If that sounds appealing to you, then step out on the ledge one Sunday. Go to a church service and talk to the people you meet there. It just might change your life. 🙂

Read Full Post »

ChurchBeyond being a proud stepdad to three wonderful young adults, parenthood – the 24/7, down-and-dirty real thing – is not and will not be part of my life. But I know for certain one thing my parents did right for me: they took me to church.

Despite moving several times, my parents continually had me and my two brothers attend Catholic mass with them until I hit age 16. For the most part, I found the experience a stand-up/sit-down/recite-this-standard-prayer exercise in boredom.

What probably didn’t help is that the experience didn’t seem much more interesting to my parents. The meaning and significance of a Catholic mass was never explained to me (I’m not sure Mom and Dad understood it, either), so when they told us we were old enough to decide for ourselves whether we wanted to keep attending, the result was no surprise.
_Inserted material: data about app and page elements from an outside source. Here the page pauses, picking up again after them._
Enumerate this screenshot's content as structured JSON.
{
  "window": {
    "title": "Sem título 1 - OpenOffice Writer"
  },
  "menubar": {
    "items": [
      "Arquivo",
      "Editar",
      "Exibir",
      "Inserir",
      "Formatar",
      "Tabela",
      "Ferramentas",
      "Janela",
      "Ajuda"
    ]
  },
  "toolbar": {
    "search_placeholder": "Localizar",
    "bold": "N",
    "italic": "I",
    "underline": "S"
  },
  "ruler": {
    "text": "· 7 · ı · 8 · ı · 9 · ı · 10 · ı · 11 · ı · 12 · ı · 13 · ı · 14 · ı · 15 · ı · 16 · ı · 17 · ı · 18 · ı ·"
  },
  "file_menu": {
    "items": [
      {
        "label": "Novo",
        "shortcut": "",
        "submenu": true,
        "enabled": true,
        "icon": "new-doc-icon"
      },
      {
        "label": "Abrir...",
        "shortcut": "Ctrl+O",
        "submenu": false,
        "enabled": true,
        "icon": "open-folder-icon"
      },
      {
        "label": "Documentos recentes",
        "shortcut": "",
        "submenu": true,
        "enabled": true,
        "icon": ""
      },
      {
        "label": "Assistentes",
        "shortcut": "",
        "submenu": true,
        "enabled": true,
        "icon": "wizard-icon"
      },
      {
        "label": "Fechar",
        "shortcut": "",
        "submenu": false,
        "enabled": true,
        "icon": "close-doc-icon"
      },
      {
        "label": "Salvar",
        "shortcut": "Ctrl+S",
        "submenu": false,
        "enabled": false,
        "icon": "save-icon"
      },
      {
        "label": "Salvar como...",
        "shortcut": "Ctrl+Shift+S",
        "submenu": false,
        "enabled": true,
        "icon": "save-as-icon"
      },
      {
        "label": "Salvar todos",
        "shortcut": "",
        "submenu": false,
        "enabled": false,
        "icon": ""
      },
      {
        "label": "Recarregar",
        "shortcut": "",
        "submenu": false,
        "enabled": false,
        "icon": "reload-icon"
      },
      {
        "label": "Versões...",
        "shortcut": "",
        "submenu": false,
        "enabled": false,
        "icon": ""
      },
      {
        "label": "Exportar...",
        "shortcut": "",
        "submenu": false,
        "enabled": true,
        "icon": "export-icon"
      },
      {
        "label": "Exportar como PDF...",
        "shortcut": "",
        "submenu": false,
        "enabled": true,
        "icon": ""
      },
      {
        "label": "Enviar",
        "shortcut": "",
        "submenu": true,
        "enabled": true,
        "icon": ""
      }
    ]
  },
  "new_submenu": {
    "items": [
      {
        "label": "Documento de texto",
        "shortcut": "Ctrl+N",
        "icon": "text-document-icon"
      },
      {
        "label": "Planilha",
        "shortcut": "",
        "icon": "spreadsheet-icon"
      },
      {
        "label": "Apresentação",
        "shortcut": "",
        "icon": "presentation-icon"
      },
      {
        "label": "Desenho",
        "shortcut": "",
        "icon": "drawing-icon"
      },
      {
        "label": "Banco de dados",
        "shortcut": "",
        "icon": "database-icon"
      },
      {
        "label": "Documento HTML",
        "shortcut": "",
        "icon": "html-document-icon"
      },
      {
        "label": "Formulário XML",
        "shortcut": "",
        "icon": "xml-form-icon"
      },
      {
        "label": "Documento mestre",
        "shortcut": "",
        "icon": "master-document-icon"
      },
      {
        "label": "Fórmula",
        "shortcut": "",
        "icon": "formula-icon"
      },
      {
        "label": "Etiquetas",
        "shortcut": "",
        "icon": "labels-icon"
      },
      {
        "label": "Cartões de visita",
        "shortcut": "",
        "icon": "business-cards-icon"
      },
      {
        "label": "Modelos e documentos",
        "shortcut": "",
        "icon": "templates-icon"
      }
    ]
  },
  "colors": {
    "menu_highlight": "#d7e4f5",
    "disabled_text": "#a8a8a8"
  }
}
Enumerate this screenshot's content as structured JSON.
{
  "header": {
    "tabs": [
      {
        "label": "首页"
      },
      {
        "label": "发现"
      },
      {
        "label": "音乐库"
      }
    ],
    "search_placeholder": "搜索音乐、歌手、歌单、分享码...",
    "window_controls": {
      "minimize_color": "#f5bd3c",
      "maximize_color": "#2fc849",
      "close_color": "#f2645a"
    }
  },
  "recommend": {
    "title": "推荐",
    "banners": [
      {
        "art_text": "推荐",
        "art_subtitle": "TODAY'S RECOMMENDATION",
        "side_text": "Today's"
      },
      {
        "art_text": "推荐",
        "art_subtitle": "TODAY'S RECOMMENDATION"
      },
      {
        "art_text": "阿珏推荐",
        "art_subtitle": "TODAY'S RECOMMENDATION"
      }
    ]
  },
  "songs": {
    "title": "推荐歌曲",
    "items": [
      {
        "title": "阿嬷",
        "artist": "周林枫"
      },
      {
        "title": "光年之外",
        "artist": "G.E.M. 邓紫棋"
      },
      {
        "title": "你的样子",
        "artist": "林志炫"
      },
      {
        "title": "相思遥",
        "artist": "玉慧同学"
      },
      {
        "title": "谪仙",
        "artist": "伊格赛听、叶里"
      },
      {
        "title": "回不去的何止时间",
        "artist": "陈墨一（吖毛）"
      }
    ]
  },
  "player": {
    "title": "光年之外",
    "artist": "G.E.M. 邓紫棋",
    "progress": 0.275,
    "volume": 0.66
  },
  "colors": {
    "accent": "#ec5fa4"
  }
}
All of us brothers said “no thanks” and for me, that was the end of church for many years.

But the seed of something deep and spiritual was planted and, I’m glad to write, has blossomed into such significance that it influenced who I married and where I go to work.

So, I remain grateful for what Mom and Dad did all those decades ago, especially when I read a National Post blog by Barbara Kay on the subject of children and faith. One paragraph, in particular, stood out:

Children are not satisfied with chaos theory or moral relativism. They want order, a system, a precise identity (my friend’s grandchild told a schoolmate he was ‘half Jewish, half Christmas’). They need an infallible ‘GPS’ to navigate their way through ‘mean’ playmates, unfair or insensitive teaching, the troubling deaths of pets and family members, rumours of war and natural disasters.”

So, imagine if I hadn’t had a childhood GPS? And just as important for young parents, imagine if your children don’t have a GPS? That’s why I write that even if you’re not quite sure where you stand with Christianity, even if you still have a ton of unanswered questions, even if some things make you scratch your head in confusion, set them aside and take your children to church.

If they aren’t regularly exposed to Sunday services, they will likely miss the chance to decide for themselves about a life of faith, about who Jesus is, and about the value of following Him. You will have made the decision for them, on a matter I believe is of supreme importance.

As Ms. Kay put it in her blog, “There is nothing to be lost in gifting children with God and religion, but much to be gained – for them as individuals and for society as a whole.”

Agree? Disagree? Put your thoughts in a comment below and let’s have a conversation.

Read Full Post »